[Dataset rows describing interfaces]
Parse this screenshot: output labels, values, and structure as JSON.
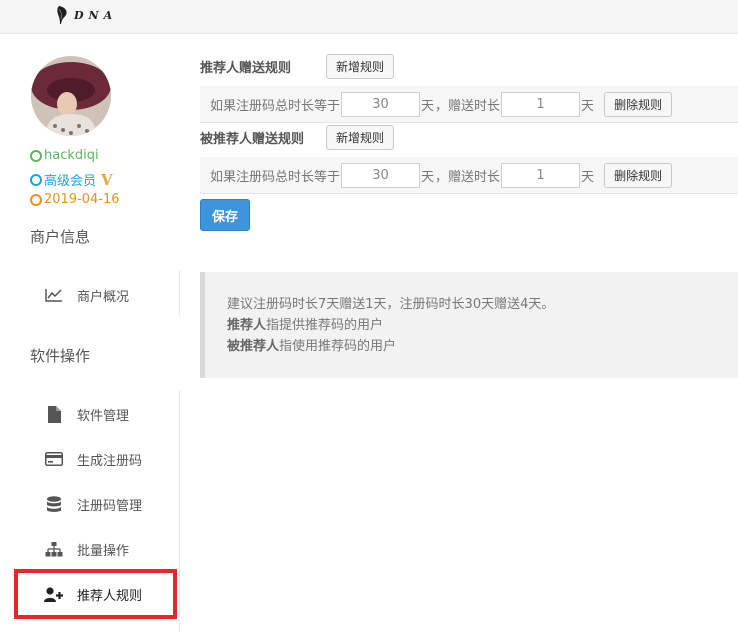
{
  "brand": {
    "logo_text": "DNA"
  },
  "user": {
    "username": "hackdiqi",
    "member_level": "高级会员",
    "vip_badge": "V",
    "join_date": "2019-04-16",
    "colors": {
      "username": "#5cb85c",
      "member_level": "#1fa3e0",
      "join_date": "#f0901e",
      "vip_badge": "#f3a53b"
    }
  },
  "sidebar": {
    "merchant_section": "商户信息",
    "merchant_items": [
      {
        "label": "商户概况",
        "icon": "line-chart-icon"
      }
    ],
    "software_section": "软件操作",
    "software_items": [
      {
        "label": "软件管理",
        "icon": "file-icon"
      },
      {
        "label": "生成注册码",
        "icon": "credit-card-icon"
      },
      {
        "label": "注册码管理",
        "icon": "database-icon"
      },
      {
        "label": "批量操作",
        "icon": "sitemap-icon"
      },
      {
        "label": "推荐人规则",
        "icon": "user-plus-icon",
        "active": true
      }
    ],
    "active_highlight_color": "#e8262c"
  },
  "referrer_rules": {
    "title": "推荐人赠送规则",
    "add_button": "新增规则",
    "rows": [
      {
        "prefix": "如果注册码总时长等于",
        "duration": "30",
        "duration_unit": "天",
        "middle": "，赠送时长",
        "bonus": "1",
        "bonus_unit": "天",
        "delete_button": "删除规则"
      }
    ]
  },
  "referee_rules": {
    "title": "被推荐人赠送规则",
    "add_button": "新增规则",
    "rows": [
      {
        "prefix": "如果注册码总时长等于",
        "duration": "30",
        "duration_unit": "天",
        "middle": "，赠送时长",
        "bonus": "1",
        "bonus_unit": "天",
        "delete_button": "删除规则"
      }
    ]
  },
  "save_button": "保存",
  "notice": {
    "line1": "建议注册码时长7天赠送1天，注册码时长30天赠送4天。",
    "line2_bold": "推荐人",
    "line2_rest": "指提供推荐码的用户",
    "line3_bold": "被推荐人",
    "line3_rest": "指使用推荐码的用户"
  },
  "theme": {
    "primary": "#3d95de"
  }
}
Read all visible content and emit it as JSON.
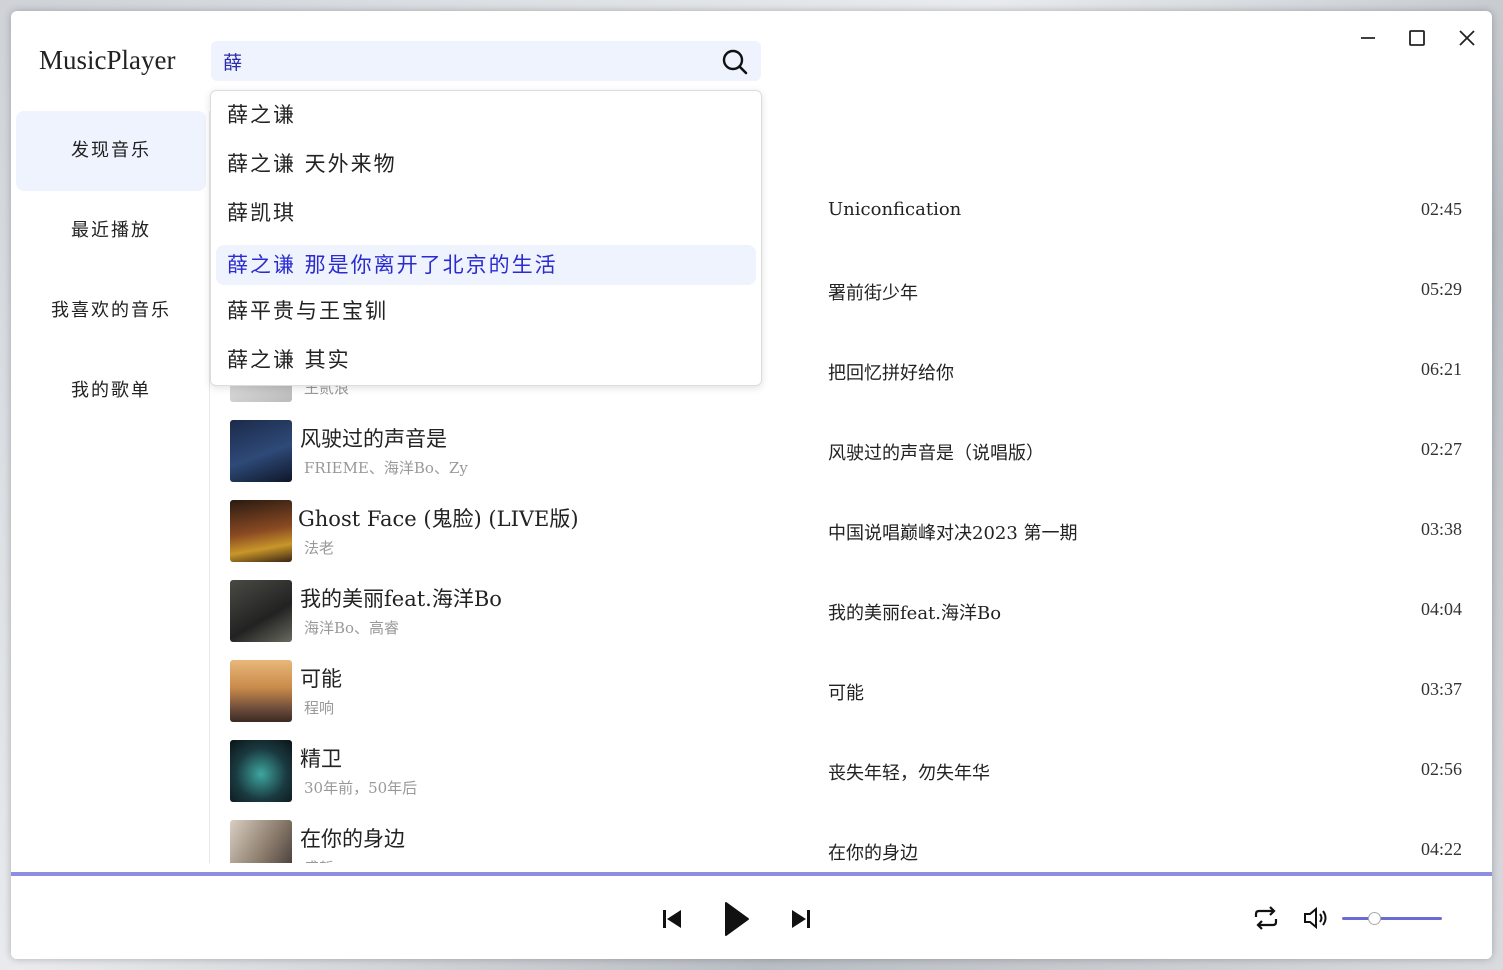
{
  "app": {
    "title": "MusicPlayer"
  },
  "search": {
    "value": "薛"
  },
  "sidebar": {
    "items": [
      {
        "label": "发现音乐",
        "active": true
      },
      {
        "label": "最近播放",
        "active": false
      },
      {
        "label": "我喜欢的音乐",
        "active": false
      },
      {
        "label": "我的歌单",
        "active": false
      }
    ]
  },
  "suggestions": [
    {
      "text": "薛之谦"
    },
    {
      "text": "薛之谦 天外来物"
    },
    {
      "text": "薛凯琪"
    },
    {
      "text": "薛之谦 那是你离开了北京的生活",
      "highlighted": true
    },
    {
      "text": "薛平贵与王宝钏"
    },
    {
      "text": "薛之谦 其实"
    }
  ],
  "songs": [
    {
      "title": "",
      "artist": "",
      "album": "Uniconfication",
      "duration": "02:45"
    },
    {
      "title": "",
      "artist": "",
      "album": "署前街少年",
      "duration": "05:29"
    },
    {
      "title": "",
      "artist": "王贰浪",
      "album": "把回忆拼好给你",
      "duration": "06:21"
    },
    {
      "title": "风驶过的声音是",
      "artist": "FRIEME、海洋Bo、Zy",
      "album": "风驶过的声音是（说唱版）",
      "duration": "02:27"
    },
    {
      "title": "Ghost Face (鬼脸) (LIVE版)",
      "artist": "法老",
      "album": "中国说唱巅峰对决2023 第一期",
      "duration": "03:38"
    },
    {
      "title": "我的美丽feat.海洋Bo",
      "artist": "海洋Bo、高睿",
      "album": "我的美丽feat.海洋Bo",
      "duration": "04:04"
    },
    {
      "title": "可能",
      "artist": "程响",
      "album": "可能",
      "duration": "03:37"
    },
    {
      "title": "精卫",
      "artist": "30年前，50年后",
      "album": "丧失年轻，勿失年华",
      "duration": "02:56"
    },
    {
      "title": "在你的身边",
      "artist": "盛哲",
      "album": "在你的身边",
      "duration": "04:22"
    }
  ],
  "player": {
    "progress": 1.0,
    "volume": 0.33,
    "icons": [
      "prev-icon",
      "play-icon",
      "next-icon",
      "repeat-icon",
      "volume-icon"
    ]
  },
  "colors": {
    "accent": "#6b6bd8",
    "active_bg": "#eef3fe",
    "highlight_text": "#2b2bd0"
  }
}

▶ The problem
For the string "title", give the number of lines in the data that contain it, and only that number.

▶ Task solution
12